“A way of pure Knowledge is comparatively straightforward and easy to the tread of the seeker in spite of our mortal limitations and the pitfalls of the Ignorance; a way of pure Love, although it has its stumbling-blocks and its sufferings and trials, can in comparison be easy as the winging of a bird through the free azure. For Knowledge and Love are pure in their essence and become mixed and embarrassed, corrupted and degraded only when they enter into the ambiguous movement of the life-forces and are seized by them for the outward life’s crude movements and obstinately inferior motives. Alone of these powers Life or at least a certain predominant Will-in-life has the appearance of something impure, accursed or fallen in its very essence.”
Whether we perceive the difficulty as a form of darkness or inertia, fixated solely on physical gratification or survival; or as a form of grasping for the stimulation and satisfaction of the desires of the life-force, the opportunities for distraction, flagging efforts or outright self-deception are enormous. Even when we align the life-force with higher aims set by the highest emotional and mental drives of the Nature, it is easily misled, diverted or obscured under the burden of the desire-mind and its gross or subtle insistence on its own satisfaction in opposition to the higher principles.

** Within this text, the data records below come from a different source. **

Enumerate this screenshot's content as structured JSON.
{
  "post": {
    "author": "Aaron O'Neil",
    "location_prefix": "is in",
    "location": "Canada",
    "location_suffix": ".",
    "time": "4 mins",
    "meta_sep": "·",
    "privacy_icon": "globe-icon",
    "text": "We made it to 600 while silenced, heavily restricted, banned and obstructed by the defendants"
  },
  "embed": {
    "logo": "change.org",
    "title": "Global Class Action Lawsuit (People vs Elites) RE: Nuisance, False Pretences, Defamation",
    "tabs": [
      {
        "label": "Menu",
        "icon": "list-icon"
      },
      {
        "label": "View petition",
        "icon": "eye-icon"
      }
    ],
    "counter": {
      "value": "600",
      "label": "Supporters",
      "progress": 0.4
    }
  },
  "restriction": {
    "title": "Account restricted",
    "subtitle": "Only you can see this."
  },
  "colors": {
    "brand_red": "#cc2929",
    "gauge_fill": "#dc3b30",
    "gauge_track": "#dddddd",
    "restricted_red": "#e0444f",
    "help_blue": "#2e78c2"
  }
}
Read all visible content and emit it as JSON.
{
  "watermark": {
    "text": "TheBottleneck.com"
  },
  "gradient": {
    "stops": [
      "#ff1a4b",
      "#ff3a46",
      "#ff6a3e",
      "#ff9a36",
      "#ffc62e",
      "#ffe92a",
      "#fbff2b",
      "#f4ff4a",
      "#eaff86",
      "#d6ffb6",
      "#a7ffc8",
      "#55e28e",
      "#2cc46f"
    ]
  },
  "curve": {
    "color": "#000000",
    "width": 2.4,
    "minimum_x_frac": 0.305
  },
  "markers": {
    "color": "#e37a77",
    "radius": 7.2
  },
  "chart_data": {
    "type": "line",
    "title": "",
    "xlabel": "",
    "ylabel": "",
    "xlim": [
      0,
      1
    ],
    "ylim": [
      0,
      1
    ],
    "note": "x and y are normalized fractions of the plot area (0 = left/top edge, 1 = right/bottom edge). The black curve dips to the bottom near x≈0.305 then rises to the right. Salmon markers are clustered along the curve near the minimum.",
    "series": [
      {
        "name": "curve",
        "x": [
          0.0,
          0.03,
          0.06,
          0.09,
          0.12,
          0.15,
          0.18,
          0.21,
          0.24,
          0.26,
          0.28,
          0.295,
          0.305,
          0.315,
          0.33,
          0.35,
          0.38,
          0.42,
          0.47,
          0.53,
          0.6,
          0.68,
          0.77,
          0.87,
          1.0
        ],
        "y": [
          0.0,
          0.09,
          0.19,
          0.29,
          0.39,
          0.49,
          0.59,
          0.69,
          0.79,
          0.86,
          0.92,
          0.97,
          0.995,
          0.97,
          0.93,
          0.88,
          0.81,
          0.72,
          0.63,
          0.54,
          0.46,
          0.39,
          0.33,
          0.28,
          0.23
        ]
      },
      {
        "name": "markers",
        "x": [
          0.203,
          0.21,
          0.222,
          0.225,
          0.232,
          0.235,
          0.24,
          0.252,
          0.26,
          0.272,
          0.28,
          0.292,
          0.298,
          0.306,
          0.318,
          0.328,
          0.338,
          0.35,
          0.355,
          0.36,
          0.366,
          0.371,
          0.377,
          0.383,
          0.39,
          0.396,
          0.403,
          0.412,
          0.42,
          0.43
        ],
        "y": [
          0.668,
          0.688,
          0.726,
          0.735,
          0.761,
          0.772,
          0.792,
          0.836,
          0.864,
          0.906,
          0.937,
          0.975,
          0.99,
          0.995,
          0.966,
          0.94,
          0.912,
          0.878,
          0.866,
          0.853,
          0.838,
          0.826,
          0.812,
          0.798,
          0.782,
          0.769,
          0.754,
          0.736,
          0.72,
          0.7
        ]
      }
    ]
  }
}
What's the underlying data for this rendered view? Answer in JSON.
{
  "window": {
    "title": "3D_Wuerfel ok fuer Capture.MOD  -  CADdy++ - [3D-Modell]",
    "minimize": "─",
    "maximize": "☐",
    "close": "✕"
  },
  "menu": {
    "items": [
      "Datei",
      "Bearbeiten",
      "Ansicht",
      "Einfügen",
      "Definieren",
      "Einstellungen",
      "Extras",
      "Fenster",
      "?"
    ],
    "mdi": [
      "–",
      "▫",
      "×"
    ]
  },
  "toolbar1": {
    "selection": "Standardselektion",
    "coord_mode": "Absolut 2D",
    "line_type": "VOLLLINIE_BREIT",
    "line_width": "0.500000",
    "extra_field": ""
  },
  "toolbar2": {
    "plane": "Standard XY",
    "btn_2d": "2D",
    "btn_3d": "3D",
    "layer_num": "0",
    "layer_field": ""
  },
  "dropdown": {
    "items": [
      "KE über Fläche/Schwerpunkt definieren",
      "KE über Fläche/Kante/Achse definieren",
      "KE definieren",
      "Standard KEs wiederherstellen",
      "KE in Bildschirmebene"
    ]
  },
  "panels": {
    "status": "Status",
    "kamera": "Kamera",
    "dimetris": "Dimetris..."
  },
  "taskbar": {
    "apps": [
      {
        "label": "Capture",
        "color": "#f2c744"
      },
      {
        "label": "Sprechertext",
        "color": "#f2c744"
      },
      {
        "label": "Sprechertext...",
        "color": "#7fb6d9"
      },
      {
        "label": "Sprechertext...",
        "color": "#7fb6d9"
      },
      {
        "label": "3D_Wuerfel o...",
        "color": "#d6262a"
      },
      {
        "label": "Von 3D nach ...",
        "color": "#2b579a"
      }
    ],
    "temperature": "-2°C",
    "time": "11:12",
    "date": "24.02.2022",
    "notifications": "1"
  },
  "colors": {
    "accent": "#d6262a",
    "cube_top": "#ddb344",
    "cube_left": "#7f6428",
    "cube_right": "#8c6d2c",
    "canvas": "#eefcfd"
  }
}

“All these forces the spiritual seeker grows aware of in himself and finds all around him and has to struggle and combat incessantly to be rid of their grip and dislodge the long-entrenched mastery they have exercised over his own being as over the environing human existence. The difficulty is great; for their hold is so strong, so apparently invincible that it justifies the disdainful dictum which compares human nature to a dog’s tail,–for, straighten it never so much by force of ethics, religion, reason or any other redemptive effort, it returns in the end always to the crooked curl of Nature.”
“All labour to straighten out this native crookedness strikes the struggling will as a futility; a flight, a withdrawal to happy Heaven or peaceful dissolution easily finds credit as the only wisdom and to find a way not to be born again gets established as the only remedy for the dull bondage or the poor shoddy delirium or the blinded and precarious happiness and achievement of earthly existence.”
Sri Aurobindo, The Synthesis of Yoga, Part One: The Yoga of Divine Works, Chapter 6, The Ascent of the Sacrifice-2, The Works of Love–The Works of Life, pp. 159-162